WORK INSTRUCTION
All lines in the entries below that hold "icon" make up the answer.

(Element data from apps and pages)
»»

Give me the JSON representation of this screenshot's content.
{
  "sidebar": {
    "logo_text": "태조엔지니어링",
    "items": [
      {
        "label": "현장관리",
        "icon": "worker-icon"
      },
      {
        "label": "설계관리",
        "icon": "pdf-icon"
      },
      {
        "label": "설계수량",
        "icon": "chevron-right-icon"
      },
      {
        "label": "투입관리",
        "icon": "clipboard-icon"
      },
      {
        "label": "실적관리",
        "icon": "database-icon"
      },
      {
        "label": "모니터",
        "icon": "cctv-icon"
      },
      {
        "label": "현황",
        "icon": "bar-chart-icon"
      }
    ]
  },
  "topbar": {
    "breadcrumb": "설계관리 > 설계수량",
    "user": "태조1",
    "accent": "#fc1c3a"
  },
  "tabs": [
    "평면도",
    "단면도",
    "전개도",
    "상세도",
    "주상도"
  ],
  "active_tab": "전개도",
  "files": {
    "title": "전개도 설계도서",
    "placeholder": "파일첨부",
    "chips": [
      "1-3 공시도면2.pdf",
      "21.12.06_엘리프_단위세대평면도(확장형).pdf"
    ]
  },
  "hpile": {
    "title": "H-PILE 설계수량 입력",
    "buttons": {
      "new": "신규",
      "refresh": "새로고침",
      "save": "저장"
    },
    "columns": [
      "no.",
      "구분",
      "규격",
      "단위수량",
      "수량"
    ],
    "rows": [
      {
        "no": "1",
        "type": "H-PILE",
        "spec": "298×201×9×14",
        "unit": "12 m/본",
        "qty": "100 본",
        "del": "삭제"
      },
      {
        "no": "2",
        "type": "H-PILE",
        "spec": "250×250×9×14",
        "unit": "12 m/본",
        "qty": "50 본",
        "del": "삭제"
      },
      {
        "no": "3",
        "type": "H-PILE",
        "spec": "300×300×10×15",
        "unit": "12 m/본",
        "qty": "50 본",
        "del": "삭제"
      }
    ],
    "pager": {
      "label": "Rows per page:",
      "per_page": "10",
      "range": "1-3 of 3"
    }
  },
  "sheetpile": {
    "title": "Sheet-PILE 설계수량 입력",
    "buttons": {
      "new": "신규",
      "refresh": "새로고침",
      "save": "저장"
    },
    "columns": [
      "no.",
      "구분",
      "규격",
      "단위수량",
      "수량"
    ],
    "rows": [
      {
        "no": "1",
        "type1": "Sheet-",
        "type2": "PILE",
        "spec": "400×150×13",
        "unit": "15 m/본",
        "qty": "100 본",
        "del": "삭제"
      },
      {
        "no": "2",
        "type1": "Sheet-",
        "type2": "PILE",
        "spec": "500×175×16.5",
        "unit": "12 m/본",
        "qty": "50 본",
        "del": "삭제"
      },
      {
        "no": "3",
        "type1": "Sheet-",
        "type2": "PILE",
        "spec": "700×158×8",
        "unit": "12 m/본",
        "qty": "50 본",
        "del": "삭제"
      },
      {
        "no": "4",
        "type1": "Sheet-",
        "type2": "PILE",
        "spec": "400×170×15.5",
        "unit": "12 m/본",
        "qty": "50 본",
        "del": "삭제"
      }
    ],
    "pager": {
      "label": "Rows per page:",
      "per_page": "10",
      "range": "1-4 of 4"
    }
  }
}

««

RESPONSE TO THE EXERCISE
        "icon": "worker-icon"
        "icon": "pdf-icon"
        "icon": "chevron-right-icon"
        "icon": "clipboard-icon"
        "icon": "database-icon"
        "icon": "cctv-icon"
        "icon": "bar-chart-icon"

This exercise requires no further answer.